What is required:
Copy out each line of the listing below where the string "blue" appears.

Data for this exercise:
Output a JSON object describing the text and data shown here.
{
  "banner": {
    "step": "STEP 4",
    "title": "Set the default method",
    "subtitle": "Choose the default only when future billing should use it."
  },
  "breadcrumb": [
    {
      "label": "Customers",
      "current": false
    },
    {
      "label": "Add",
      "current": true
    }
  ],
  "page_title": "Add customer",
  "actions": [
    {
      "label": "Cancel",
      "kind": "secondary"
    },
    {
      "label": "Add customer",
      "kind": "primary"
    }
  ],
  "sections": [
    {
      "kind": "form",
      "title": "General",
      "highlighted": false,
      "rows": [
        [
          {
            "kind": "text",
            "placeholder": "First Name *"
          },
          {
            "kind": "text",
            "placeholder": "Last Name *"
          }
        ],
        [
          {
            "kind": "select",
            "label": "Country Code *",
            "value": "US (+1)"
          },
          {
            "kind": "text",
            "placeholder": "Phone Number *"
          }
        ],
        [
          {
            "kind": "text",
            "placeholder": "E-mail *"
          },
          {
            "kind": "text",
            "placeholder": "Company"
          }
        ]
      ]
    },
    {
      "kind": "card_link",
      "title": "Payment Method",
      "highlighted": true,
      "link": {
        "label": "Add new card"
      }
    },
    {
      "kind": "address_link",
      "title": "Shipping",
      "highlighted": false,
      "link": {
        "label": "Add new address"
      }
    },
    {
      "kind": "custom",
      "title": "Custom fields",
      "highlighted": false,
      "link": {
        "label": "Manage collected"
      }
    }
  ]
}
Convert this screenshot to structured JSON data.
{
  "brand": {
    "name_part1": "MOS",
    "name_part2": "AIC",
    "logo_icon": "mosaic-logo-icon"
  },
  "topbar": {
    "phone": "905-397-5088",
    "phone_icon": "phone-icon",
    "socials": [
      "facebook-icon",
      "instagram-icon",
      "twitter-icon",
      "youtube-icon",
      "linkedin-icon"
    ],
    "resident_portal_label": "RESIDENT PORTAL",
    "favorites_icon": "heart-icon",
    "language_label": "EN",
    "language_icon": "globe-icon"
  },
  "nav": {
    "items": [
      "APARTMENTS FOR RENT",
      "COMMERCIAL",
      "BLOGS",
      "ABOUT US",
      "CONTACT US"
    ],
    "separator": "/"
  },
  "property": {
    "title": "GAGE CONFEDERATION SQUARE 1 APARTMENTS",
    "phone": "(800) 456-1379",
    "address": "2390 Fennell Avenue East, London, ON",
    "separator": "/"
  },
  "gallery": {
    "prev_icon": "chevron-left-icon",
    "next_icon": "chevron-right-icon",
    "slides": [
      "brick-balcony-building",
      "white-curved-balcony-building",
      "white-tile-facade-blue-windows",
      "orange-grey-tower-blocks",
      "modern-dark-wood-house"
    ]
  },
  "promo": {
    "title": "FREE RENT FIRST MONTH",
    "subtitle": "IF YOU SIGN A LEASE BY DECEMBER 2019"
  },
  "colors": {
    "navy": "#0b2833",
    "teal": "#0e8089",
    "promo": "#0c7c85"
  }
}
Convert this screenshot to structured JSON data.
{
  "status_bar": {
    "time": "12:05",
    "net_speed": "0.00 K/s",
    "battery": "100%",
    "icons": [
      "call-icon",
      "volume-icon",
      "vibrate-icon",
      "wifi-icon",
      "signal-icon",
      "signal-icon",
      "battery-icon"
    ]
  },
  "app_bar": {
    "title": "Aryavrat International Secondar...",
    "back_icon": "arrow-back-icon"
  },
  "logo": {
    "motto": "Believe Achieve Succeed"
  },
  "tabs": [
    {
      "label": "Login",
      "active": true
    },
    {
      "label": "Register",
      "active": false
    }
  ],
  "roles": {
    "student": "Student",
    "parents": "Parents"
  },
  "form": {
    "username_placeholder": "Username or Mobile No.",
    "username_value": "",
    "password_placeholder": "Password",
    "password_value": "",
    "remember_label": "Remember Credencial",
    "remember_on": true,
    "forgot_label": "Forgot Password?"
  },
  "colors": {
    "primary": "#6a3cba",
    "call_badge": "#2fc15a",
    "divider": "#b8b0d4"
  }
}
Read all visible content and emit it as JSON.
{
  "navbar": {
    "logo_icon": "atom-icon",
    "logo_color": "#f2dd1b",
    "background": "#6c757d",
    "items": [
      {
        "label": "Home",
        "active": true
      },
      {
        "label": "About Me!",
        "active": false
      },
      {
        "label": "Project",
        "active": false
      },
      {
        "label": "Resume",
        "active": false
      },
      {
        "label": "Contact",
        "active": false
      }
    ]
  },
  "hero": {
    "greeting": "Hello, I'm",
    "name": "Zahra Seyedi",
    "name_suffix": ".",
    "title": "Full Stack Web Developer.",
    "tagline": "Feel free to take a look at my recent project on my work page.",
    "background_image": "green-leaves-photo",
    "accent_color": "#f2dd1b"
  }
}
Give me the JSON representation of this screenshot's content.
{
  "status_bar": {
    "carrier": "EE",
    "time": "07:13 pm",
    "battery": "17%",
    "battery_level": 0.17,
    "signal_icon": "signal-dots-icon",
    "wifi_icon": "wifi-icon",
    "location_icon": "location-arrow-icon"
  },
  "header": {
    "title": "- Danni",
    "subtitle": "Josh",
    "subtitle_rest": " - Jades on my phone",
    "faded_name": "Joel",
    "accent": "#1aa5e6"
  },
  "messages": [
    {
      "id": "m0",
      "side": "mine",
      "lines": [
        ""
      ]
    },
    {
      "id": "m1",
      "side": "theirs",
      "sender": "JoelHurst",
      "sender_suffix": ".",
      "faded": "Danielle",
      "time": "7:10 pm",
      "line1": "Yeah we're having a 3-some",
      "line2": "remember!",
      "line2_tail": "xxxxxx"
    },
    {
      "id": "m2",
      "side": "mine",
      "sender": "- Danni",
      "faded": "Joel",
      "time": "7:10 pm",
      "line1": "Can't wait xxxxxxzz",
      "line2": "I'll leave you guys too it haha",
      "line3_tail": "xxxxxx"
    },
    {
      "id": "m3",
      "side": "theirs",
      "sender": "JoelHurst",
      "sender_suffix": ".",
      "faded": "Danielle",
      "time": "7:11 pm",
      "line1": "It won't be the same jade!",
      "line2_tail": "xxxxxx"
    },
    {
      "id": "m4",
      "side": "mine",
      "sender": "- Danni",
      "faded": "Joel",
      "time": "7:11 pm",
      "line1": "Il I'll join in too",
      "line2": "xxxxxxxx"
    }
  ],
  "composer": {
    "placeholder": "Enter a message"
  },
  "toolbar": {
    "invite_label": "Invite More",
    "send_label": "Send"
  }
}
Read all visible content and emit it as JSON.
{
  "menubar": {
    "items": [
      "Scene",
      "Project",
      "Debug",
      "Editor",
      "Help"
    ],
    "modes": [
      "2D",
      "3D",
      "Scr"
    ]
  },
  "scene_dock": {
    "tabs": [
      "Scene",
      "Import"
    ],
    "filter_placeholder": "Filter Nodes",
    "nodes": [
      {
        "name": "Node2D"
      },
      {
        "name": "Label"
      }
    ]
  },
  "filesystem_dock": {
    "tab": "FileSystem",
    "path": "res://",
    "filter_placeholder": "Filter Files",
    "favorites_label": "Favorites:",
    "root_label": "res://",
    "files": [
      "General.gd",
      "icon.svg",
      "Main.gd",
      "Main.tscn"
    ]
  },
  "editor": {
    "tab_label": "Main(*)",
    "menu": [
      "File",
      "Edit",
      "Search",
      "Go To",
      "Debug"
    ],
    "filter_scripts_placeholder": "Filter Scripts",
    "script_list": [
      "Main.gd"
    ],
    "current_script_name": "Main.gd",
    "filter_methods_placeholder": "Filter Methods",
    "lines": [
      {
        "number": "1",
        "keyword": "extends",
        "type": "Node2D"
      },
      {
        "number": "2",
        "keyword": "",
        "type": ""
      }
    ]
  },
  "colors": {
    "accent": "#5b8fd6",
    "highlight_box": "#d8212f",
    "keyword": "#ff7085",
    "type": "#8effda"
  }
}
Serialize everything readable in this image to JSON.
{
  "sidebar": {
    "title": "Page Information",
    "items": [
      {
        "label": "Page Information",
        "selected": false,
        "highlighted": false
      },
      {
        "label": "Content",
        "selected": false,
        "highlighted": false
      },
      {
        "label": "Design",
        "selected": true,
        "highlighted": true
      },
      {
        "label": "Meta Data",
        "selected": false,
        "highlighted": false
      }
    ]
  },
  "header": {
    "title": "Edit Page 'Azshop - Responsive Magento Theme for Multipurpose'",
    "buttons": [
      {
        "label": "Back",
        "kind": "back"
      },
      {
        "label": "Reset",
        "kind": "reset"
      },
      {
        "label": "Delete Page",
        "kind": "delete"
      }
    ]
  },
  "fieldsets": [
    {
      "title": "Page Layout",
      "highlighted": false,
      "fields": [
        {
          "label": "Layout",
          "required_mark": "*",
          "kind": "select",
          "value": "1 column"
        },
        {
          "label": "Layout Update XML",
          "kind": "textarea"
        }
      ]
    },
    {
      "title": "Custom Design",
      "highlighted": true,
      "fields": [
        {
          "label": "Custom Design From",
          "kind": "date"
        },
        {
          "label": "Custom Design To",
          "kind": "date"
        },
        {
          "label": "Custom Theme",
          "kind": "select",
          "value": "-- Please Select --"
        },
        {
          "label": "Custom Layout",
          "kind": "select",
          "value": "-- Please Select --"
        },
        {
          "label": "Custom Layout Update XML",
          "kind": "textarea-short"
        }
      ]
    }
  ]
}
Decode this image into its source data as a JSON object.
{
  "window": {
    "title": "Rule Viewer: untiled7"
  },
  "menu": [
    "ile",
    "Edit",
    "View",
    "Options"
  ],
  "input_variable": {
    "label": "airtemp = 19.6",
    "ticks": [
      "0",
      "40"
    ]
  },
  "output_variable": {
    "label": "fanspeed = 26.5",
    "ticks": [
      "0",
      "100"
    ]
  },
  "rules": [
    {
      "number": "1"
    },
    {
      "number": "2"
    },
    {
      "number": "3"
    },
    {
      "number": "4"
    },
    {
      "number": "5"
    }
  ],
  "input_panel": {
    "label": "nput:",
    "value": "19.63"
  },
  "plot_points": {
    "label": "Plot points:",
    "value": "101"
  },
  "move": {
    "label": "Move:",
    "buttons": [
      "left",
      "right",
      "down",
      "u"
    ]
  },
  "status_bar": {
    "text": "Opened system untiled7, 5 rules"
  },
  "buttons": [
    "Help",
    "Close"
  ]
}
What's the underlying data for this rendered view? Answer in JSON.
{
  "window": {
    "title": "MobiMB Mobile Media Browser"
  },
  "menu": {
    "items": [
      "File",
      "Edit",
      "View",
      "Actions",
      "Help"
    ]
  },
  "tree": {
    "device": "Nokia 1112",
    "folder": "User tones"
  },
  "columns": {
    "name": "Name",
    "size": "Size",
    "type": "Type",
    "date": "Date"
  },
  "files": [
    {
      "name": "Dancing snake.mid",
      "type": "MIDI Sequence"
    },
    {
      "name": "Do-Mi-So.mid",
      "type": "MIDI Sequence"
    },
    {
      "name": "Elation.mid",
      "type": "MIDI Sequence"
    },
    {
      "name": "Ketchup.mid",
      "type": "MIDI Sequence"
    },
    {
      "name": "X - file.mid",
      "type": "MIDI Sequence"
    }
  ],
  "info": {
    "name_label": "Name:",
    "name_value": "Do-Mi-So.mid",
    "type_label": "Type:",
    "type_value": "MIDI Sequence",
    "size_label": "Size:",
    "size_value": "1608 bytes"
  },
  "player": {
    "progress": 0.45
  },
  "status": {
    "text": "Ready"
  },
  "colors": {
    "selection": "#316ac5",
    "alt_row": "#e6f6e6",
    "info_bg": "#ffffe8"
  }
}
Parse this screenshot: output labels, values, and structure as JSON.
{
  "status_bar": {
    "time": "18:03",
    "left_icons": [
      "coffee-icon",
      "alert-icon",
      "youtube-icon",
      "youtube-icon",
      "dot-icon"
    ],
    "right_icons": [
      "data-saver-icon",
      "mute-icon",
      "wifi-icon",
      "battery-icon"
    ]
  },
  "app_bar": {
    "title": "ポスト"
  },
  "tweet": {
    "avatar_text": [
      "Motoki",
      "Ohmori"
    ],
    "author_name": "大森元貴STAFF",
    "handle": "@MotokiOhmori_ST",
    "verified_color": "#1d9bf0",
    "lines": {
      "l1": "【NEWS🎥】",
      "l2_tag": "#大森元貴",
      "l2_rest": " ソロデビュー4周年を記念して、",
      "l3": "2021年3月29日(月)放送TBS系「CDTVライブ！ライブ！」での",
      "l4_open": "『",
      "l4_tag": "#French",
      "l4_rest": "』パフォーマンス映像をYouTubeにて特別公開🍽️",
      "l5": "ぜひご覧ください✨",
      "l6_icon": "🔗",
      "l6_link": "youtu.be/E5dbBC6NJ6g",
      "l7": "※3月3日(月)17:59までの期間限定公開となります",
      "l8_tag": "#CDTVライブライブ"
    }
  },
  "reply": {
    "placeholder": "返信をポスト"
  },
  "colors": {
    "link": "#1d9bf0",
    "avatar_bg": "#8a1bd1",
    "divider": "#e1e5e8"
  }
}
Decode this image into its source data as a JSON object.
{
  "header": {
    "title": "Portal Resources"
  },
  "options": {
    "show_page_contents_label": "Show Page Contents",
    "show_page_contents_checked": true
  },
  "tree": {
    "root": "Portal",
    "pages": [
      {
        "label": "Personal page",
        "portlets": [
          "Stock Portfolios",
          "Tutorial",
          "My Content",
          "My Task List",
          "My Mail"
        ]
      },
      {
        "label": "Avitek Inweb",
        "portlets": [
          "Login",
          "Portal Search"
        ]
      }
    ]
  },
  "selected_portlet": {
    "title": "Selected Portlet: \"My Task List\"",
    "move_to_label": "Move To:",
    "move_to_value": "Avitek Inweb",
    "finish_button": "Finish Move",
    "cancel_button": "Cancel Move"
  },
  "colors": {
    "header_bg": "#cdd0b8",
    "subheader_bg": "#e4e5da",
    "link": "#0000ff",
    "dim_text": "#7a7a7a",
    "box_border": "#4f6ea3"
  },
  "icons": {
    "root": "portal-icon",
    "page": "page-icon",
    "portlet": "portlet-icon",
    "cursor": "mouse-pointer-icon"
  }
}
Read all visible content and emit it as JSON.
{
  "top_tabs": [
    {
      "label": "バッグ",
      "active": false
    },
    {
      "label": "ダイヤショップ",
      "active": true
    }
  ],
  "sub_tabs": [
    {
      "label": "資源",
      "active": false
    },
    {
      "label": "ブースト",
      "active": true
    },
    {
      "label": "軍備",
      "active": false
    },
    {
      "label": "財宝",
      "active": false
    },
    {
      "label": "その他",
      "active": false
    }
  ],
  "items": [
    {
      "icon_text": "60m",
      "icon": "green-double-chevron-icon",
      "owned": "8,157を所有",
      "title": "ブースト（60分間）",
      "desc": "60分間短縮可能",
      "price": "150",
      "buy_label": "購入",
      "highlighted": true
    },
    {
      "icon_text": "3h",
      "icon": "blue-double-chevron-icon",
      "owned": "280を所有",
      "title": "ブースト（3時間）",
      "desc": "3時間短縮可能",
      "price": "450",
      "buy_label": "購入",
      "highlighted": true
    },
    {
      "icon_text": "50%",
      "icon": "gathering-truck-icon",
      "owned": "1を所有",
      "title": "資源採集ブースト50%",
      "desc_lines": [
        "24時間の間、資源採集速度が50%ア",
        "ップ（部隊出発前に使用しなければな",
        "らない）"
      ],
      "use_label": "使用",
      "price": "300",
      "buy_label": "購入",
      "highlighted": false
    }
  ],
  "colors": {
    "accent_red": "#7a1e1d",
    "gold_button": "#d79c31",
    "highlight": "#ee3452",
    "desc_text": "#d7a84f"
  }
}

Final answer:
      "white-tile-facade-blue-windows",
      "icon": "blue-double-chevron-icon",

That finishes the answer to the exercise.